>>>>>
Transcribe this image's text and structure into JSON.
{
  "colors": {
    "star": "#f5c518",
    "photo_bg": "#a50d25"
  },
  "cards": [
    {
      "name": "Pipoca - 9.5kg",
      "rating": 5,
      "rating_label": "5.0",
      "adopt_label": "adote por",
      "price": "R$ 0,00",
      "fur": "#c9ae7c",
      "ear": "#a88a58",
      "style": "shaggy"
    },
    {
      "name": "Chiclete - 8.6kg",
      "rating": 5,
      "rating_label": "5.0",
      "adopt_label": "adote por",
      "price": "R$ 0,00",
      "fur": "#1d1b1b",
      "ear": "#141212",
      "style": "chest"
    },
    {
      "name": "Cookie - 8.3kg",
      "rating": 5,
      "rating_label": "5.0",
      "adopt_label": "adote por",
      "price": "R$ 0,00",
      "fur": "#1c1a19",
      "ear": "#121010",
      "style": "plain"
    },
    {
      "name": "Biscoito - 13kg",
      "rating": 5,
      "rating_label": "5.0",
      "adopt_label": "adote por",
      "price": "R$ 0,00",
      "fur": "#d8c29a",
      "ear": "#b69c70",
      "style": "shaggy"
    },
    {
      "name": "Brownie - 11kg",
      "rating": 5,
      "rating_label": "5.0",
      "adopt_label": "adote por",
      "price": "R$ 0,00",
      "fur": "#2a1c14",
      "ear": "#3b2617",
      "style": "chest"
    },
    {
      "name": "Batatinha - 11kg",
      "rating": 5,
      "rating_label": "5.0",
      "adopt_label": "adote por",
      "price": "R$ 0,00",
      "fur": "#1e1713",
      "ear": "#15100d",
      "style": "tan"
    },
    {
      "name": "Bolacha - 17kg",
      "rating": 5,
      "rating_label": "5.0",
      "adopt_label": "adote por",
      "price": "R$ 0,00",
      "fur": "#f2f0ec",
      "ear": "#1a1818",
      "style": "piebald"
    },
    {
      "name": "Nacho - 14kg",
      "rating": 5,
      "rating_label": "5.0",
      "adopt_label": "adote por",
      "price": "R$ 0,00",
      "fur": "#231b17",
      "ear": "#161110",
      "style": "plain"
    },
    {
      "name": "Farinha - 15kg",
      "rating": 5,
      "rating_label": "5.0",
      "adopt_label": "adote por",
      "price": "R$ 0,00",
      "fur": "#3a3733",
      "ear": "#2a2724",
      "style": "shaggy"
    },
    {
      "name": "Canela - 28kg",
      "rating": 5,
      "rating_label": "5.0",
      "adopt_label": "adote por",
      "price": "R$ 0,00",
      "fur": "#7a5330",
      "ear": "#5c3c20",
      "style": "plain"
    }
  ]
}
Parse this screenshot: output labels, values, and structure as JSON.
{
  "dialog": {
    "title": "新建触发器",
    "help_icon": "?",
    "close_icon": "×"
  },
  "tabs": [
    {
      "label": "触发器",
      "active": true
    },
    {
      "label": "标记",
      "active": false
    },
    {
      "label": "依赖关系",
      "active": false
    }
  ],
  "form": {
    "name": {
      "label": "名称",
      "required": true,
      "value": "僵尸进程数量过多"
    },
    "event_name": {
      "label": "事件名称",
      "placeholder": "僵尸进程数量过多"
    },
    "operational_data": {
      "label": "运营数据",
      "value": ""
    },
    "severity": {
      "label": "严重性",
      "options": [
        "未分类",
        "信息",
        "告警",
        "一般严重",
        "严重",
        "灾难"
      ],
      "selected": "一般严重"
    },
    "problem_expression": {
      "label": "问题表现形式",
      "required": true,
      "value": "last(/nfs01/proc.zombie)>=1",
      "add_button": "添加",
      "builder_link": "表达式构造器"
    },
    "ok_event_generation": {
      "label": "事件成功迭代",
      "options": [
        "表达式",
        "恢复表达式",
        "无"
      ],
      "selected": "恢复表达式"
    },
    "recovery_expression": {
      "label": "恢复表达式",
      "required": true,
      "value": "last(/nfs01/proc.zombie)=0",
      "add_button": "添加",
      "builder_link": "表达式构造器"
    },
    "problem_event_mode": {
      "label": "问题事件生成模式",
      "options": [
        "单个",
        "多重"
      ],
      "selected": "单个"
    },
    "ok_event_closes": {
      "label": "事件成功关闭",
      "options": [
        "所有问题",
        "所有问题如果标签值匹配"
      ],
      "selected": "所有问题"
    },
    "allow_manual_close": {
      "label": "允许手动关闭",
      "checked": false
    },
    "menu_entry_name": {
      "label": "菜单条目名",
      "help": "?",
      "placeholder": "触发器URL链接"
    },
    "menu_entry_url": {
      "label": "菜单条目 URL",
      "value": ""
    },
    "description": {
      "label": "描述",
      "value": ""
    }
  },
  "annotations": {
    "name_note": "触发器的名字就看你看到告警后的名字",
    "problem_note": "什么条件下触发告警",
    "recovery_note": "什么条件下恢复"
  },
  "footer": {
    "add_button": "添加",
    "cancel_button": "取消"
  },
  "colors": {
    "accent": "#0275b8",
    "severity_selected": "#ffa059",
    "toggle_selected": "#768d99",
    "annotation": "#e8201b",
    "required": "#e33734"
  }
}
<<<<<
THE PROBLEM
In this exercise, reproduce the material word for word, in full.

RESULT FOR THIS EXERCISE
Transcribe this image's text and structure into JSON.
{
  "colors": {
    "star": "#f5c518",
    "photo_bg": "#a50d25"
  },
  "cards": [
    {
      "name": "Pipoca - 9.5kg",
      "rating": 5,
      "rating_label": "5.0",
      "adopt_label": "adote por",
      "price": "R$ 0,00",
      "fur": "#c9ae7c",
      "ear": "#a88a58",
      "style": "shaggy"
    },
    {
      "name": "Chiclete - 8.6kg",
      "rating": 5,
      "rating_label": "5.0",
      "adopt_label": "adote por",
      "price": "R$ 0,00",
      "fur": "#1d1b1b",
      "ear": "#141212",
      "style": "chest"
    },
    {
      "name": "Cookie - 8.3kg",
      "rating": 5,
      "rating_label": "5.0",
      "adopt_label": "adote por",
      "price": "R$ 0,00",
      "fur": "#1c1a19",
      "ear": "#121010",
      "style": "plain"
    },
    {
      "name": "Biscoito - 13kg",
      "rating": 5,
      "rating_label": "5.0",
      "adopt_label": "adote por",
      "price": "R$ 0,00",
      "fur": "#d8c29a",
      "ear": "#b69c70",
      "style": "shaggy"
    },
    {
      "name": "Brownie - 11kg",
      "rating": 5,
      "rating_label": "5.0",
      "adopt_label": "adote por",
      "price": "R$ 0,00",
      "fur": "#2a1c14",
      "ear": "#3b2617",
      "style": "chest"
    },
    {
      "name": "Batatinha - 11kg",
      "rating": 5,
      "rating_label": "5.0",
      "adopt_label": "adote por",
      "price": "R$ 0,00",
      "fur": "#1e1713",
      "ear": "#15100d",
      "style": "tan"
    },
    {
      "name": "Bolacha - 17kg",
      "rating": 5,
      "rating_label": "5.0",
      "adopt_label": "adote por",
      "price": "R$ 0,00",
      "fur": "#f2f0ec",
      "ear": "#1a1818",
      "style": "piebald"
    },
    {
      "name": "Nacho - 14kg",
      "rating": 5,
      "rating_label": "5.0",
      "adopt_label": "adote por",
      "price": "R$ 0,00",
      "fur": "#231b17",
      "ear": "#161110",
      "style": "plain"
    },
    {
      "name": "Farinha - 15kg",
      "rating": 5,
      "rating_label": "5.0",
      "adopt_label": "adote por",
      "price": "R$ 0,00",
      "fur": "#3a3733",
      "ear": "#2a2724",
      "style": "shaggy"
    },
    {
      "name": "Canela - 28kg",
      "rating": 5,
      "rating_label": "5.0",
      "adopt_label": "adote por",
      "price": "R$ 0,00",
      "fur": "#7a5330",
      "ear": "#5c3c20",
      "style": "plain"
    }
  ]
}
Parse this screenshot: output labels, values, and structure as JSON.
{
  "dialog": {
    "title": "新建触发器",
    "help_icon": "?",
    "close_icon": "×"
  },
  "tabs": [
    {
      "label": "触发器",
      "active": true
    },
    {
      "label": "标记",
      "active": false
    },
    {
      "label": "依赖关系",
      "active": false
    }
  ],
  "form": {
    "name": {
      "label": "名称",
      "required": true,
      "value": "僵尸进程数量过多"
    },
    "event_name": {
      "label": "事件名称",
      "placeholder": "僵尸进程数量过多"
    },
    "operational_data": {
      "label": "运营数据",
      "value": ""
    },
    "severity": {
      "label": "严重性",
      "options": [
        "未分类",
        "信息",
        "告警",
        "一般严重",
        "严重",
        "灾难"
      ],
      "selected": "一般严重"
    },
    "problem_expression": {
      "label": "问题表现形式",
      "required": true,
      "value": "last(/nfs01/proc.zombie)>=1",
      "add_button": "添加",
      "builder_link": "表达式构造器"
    },
    "ok_event_generation": {
      "label": "事件成功迭代",
      "options": [
        "表达式",
        "恢复表达式",
        "无"
      ],
      "selected": "恢复表达式"
    },
    "recovery_expression": {
      "label": "恢复表达式",
      "required": true,
      "value": "last(/nfs01/proc.zombie)=0",
      "add_button": "添加",
      "builder_link": "表达式构造器"
    },
    "problem_event_mode": {
      "label": "问题事件生成模式",
      "options": [
        "单个",
        "多重"
      ],
      "selected": "单个"
    },
    "ok_event_closes": {
      "label": "事件成功关闭",
      "options": [
        "所有问题",
        "所有问题如果标签值匹配"
      ],
      "selected": "所有问题"
    },
    "allow_manual_close": {
      "label": "允许手动关闭",
      "checked": false
    },
    "menu_entry_name": {
      "label": "菜单条目名",
      "help": "?",
      "placeholder": "触发器URL链接"
    },
    "menu_entry_url": {
      "label": "菜单条目 URL",
      "value": ""
    },
    "description": {
      "label": "描述",
      "value": ""
    }
  },
  "annotations": {
    "name_note": "触发器的名字就看你看到告警后的名字",
    "problem_note": "什么条件下触发告警",
    "recovery_note": "什么条件下恢复"
  },
  "footer": {
    "add_button": "添加",
    "cancel_button": "取消"
  },
  "colors": {
    "accent": "#0275b8",
    "severity_selected": "#ffa059",
    "toggle_selected": "#768d99",
    "annotation": "#e8201b",
    "required": "#e33734"
  }
}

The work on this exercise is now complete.